**TASK BRIEF**
When you copy the entries, omit the images and keep every word as it is.

[[ PROVIDED DATA, beginning ]]

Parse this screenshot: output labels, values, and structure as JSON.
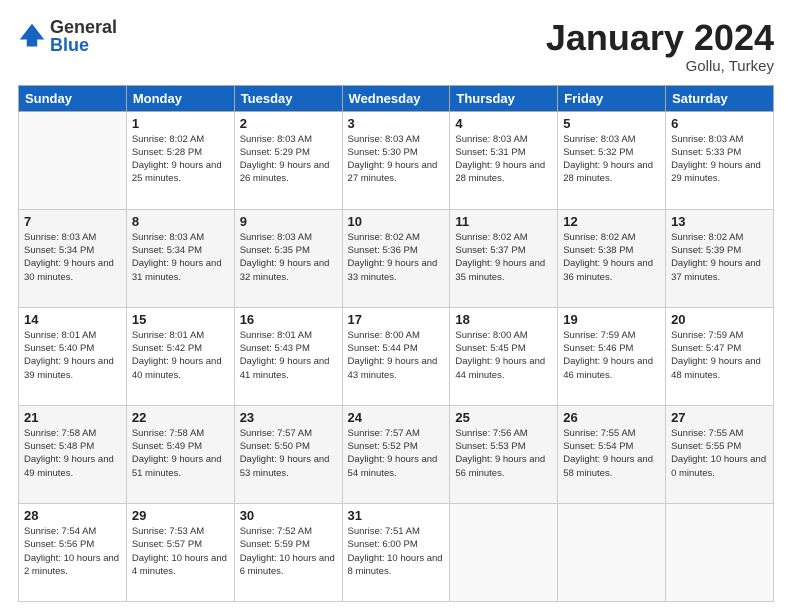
{
  "logo": {
    "general": "General",
    "blue": "Blue"
  },
  "header": {
    "title": "January 2024",
    "subtitle": "Gollu, Turkey"
  },
  "days_of_week": [
    "Sunday",
    "Monday",
    "Tuesday",
    "Wednesday",
    "Thursday",
    "Friday",
    "Saturday"
  ],
  "weeks": [
    [
      {
        "day": null
      },
      {
        "day": "1",
        "sunrise": "Sunrise: 8:02 AM",
        "sunset": "Sunset: 5:28 PM",
        "daylight": "Daylight: 9 hours and 25 minutes."
      },
      {
        "day": "2",
        "sunrise": "Sunrise: 8:03 AM",
        "sunset": "Sunset: 5:29 PM",
        "daylight": "Daylight: 9 hours and 26 minutes."
      },
      {
        "day": "3",
        "sunrise": "Sunrise: 8:03 AM",
        "sunset": "Sunset: 5:30 PM",
        "daylight": "Daylight: 9 hours and 27 minutes."
      },
      {
        "day": "4",
        "sunrise": "Sunrise: 8:03 AM",
        "sunset": "Sunset: 5:31 PM",
        "daylight": "Daylight: 9 hours and 28 minutes."
      },
      {
        "day": "5",
        "sunrise": "Sunrise: 8:03 AM",
        "sunset": "Sunset: 5:32 PM",
        "daylight": "Daylight: 9 hours and 28 minutes."
      },
      {
        "day": "6",
        "sunrise": "Sunrise: 8:03 AM",
        "sunset": "Sunset: 5:33 PM",
        "daylight": "Daylight: 9 hours and 29 minutes."
      }
    ],
    [
      {
        "day": "7",
        "sunrise": "Sunrise: 8:03 AM",
        "sunset": "Sunset: 5:34 PM",
        "daylight": "Daylight: 9 hours and 30 minutes."
      },
      {
        "day": "8",
        "sunrise": "Sunrise: 8:03 AM",
        "sunset": "Sunset: 5:34 PM",
        "daylight": "Daylight: 9 hours and 31 minutes."
      },
      {
        "day": "9",
        "sunrise": "Sunrise: 8:03 AM",
        "sunset": "Sunset: 5:35 PM",
        "daylight": "Daylight: 9 hours and 32 minutes."
      },
      {
        "day": "10",
        "sunrise": "Sunrise: 8:02 AM",
        "sunset": "Sunset: 5:36 PM",
        "daylight": "Daylight: 9 hours and 33 minutes."
      },
      {
        "day": "11",
        "sunrise": "Sunrise: 8:02 AM",
        "sunset": "Sunset: 5:37 PM",
        "daylight": "Daylight: 9 hours and 35 minutes."
      },
      {
        "day": "12",
        "sunrise": "Sunrise: 8:02 AM",
        "sunset": "Sunset: 5:38 PM",
        "daylight": "Daylight: 9 hours and 36 minutes."
      },
      {
        "day": "13",
        "sunrise": "Sunrise: 8:02 AM",
        "sunset": "Sunset: 5:39 PM",
        "daylight": "Daylight: 9 hours and 37 minutes."
      }
    ],
    [
      {
        "day": "14",
        "sunrise": "Sunrise: 8:01 AM",
        "sunset": "Sunset: 5:40 PM",
        "daylight": "Daylight: 9 hours and 39 minutes."
      },
      {
        "day": "15",
        "sunrise": "Sunrise: 8:01 AM",
        "sunset": "Sunset: 5:42 PM",
        "daylight": "Daylight: 9 hours and 40 minutes."
      },
      {
        "day": "16",
        "sunrise": "Sunrise: 8:01 AM",
        "sunset": "Sunset: 5:43 PM",
        "daylight": "Daylight: 9 hours and 41 minutes."
      },
      {
        "day": "17",
        "sunrise": "Sunrise: 8:00 AM",
        "sunset": "Sunset: 5:44 PM",
        "daylight": "Daylight: 9 hours and 43 minutes."
      },
      {
        "day": "18",
        "sunrise": "Sunrise: 8:00 AM",
        "sunset": "Sunset: 5:45 PM",
        "daylight": "Daylight: 9 hours and 44 minutes."
      },
      {
        "day": "19",
        "sunrise": "Sunrise: 7:59 AM",
        "sunset": "Sunset: 5:46 PM",
        "daylight": "Daylight: 9 hours and 46 minutes."
      },
      {
        "day": "20",
        "sunrise": "Sunrise: 7:59 AM",
        "sunset": "Sunset: 5:47 PM",
        "daylight": "Daylight: 9 hours and 48 minutes."
      }
    ],
    [
      {
        "day": "21",
        "sunrise": "Sunrise: 7:58 AM",
        "sunset": "Sunset: 5:48 PM",
        "daylight": "Daylight: 9 hours and 49 minutes."
      },
      {
        "day": "22",
        "sunrise": "Sunrise: 7:58 AM",
        "sunset": "Sunset: 5:49 PM",
        "daylight": "Daylight: 9 hours and 51 minutes."
      },
      {
        "day": "23",
        "sunrise": "Sunrise: 7:57 AM",
        "sunset": "Sunset: 5:50 PM",
        "daylight": "Daylight: 9 hours and 53 minutes."
      },
      {
        "day": "24",
        "sunrise": "Sunrise: 7:57 AM",
        "sunset": "Sunset: 5:52 PM",
        "daylight": "Daylight: 9 hours and 54 minutes."
      },
      {
        "day": "25",
        "sunrise": "Sunrise: 7:56 AM",
        "sunset": "Sunset: 5:53 PM",
        "daylight": "Daylight: 9 hours and 56 minutes."
      },
      {
        "day": "26",
        "sunrise": "Sunrise: 7:55 AM",
        "sunset": "Sunset: 5:54 PM",
        "daylight": "Daylight: 9 hours and 58 minutes."
      },
      {
        "day": "27",
        "sunrise": "Sunrise: 7:55 AM",
        "sunset": "Sunset: 5:55 PM",
        "daylight": "Daylight: 10 hours and 0 minutes."
      }
    ],
    [
      {
        "day": "28",
        "sunrise": "Sunrise: 7:54 AM",
        "sunset": "Sunset: 5:56 PM",
        "daylight": "Daylight: 10 hours and 2 minutes."
      },
      {
        "day": "29",
        "sunrise": "Sunrise: 7:53 AM",
        "sunset": "Sunset: 5:57 PM",
        "daylight": "Daylight: 10 hours and 4 minutes."
      },
      {
        "day": "30",
        "sunrise": "Sunrise: 7:52 AM",
        "sunset": "Sunset: 5:59 PM",
        "daylight": "Daylight: 10 hours and 6 minutes."
      },
      {
        "day": "31",
        "sunrise": "Sunrise: 7:51 AM",
        "sunset": "Sunset: 6:00 PM",
        "daylight": "Daylight: 10 hours and 8 minutes."
      },
      {
        "day": null
      },
      {
        "day": null
      },
      {
        "day": null
      }
    ]
  ]
}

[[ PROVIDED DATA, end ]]

**EXERCISE OUTPUT**
Parse this screenshot: output labels, values, and structure as JSON.
{
  "logo": {
    "general": "General",
    "blue": "Blue"
  },
  "header": {
    "title": "January 2024",
    "subtitle": "Gollu, Turkey"
  },
  "days_of_week": [
    "Sunday",
    "Monday",
    "Tuesday",
    "Wednesday",
    "Thursday",
    "Friday",
    "Saturday"
  ],
  "weeks": [
    [
      {
        "day": null
      },
      {
        "day": "1",
        "sunrise": "Sunrise: 8:02 AM",
        "sunset": "Sunset: 5:28 PM",
        "daylight": "Daylight: 9 hours and 25 minutes."
      },
      {
        "day": "2",
        "sunrise": "Sunrise: 8:03 AM",
        "sunset": "Sunset: 5:29 PM",
        "daylight": "Daylight: 9 hours and 26 minutes."
      },
      {
        "day": "3",
        "sunrise": "Sunrise: 8:03 AM",
        "sunset": "Sunset: 5:30 PM",
        "daylight": "Daylight: 9 hours and 27 minutes."
      },
      {
        "day": "4",
        "sunrise": "Sunrise: 8:03 AM",
        "sunset": "Sunset: 5:31 PM",
        "daylight": "Daylight: 9 hours and 28 minutes."
      },
      {
        "day": "5",
        "sunrise": "Sunrise: 8:03 AM",
        "sunset": "Sunset: 5:32 PM",
        "daylight": "Daylight: 9 hours and 28 minutes."
      },
      {
        "day": "6",
        "sunrise": "Sunrise: 8:03 AM",
        "sunset": "Sunset: 5:33 PM",
        "daylight": "Daylight: 9 hours and 29 minutes."
      }
    ],
    [
      {
        "day": "7",
        "sunrise": "Sunrise: 8:03 AM",
        "sunset": "Sunset: 5:34 PM",
        "daylight": "Daylight: 9 hours and 30 minutes."
      },
      {
        "day": "8",
        "sunrise": "Sunrise: 8:03 AM",
        "sunset": "Sunset: 5:34 PM",
        "daylight": "Daylight: 9 hours and 31 minutes."
      },
      {
        "day": "9",
        "sunrise": "Sunrise: 8:03 AM",
        "sunset": "Sunset: 5:35 PM",
        "daylight": "Daylight: 9 hours and 32 minutes."
      },
      {
        "day": "10",
        "sunrise": "Sunrise: 8:02 AM",
        "sunset": "Sunset: 5:36 PM",
        "daylight": "Daylight: 9 hours and 33 minutes."
      },
      {
        "day": "11",
        "sunrise": "Sunrise: 8:02 AM",
        "sunset": "Sunset: 5:37 PM",
        "daylight": "Daylight: 9 hours and 35 minutes."
      },
      {
        "day": "12",
        "sunrise": "Sunrise: 8:02 AM",
        "sunset": "Sunset: 5:38 PM",
        "daylight": "Daylight: 9 hours and 36 minutes."
      },
      {
        "day": "13",
        "sunrise": "Sunrise: 8:02 AM",
        "sunset": "Sunset: 5:39 PM",
        "daylight": "Daylight: 9 hours and 37 minutes."
      }
    ],
    [
      {
        "day": "14",
        "sunrise": "Sunrise: 8:01 AM",
        "sunset": "Sunset: 5:40 PM",
        "daylight": "Daylight: 9 hours and 39 minutes."
      },
      {
        "day": "15",
        "sunrise": "Sunrise: 8:01 AM",
        "sunset": "Sunset: 5:42 PM",
        "daylight": "Daylight: 9 hours and 40 minutes."
      },
      {
        "day": "16",
        "sunrise": "Sunrise: 8:01 AM",
        "sunset": "Sunset: 5:43 PM",
        "daylight": "Daylight: 9 hours and 41 minutes."
      },
      {
        "day": "17",
        "sunrise": "Sunrise: 8:00 AM",
        "sunset": "Sunset: 5:44 PM",
        "daylight": "Daylight: 9 hours and 43 minutes."
      },
      {
        "day": "18",
        "sunrise": "Sunrise: 8:00 AM",
        "sunset": "Sunset: 5:45 PM",
        "daylight": "Daylight: 9 hours and 44 minutes."
      },
      {
        "day": "19",
        "sunrise": "Sunrise: 7:59 AM",
        "sunset": "Sunset: 5:46 PM",
        "daylight": "Daylight: 9 hours and 46 minutes."
      },
      {
        "day": "20",
        "sunrise": "Sunrise: 7:59 AM",
        "sunset": "Sunset: 5:47 PM",
        "daylight": "Daylight: 9 hours and 48 minutes."
      }
    ],
    [
      {
        "day": "21",
        "sunrise": "Sunrise: 7:58 AM",
        "sunset": "Sunset: 5:48 PM",
        "daylight": "Daylight: 9 hours and 49 minutes."
      },
      {
        "day": "22",
        "sunrise": "Sunrise: 7:58 AM",
        "sunset": "Sunset: 5:49 PM",
        "daylight": "Daylight: 9 hours and 51 minutes."
      },
      {
        "day": "23",
        "sunrise": "Sunrise: 7:57 AM",
        "sunset": "Sunset: 5:50 PM",
        "daylight": "Daylight: 9 hours and 53 minutes."
      },
      {
        "day": "24",
        "sunrise": "Sunrise: 7:57 AM",
        "sunset": "Sunset: 5:52 PM",
        "daylight": "Daylight: 9 hours and 54 minutes."
      },
      {
        "day": "25",
        "sunrise": "Sunrise: 7:56 AM",
        "sunset": "Sunset: 5:53 PM",
        "daylight": "Daylight: 9 hours and 56 minutes."
      },
      {
        "day": "26",
        "sunrise": "Sunrise: 7:55 AM",
        "sunset": "Sunset: 5:54 PM",
        "daylight": "Daylight: 9 hours and 58 minutes."
      },
      {
        "day": "27",
        "sunrise": "Sunrise: 7:55 AM",
        "sunset": "Sunset: 5:55 PM",
        "daylight": "Daylight: 10 hours and 0 minutes."
      }
    ],
    [
      {
        "day": "28",
        "sunrise": "Sunrise: 7:54 AM",
        "sunset": "Sunset: 5:56 PM",
        "daylight": "Daylight: 10 hours and 2 minutes."
      },
      {
        "day": "29",
        "sunrise": "Sunrise: 7:53 AM",
        "sunset": "Sunset: 5:57 PM",
        "daylight": "Daylight: 10 hours and 4 minutes."
      },
      {
        "day": "30",
        "sunrise": "Sunrise: 7:52 AM",
        "sunset": "Sunset: 5:59 PM",
        "daylight": "Daylight: 10 hours and 6 minutes."
      },
      {
        "day": "31",
        "sunrise": "Sunrise: 7:51 AM",
        "sunset": "Sunset: 6:00 PM",
        "daylight": "Daylight: 10 hours and 8 minutes."
      },
      {
        "day": null
      },
      {
        "day": null
      },
      {
        "day": null
      }
    ]
  ]
}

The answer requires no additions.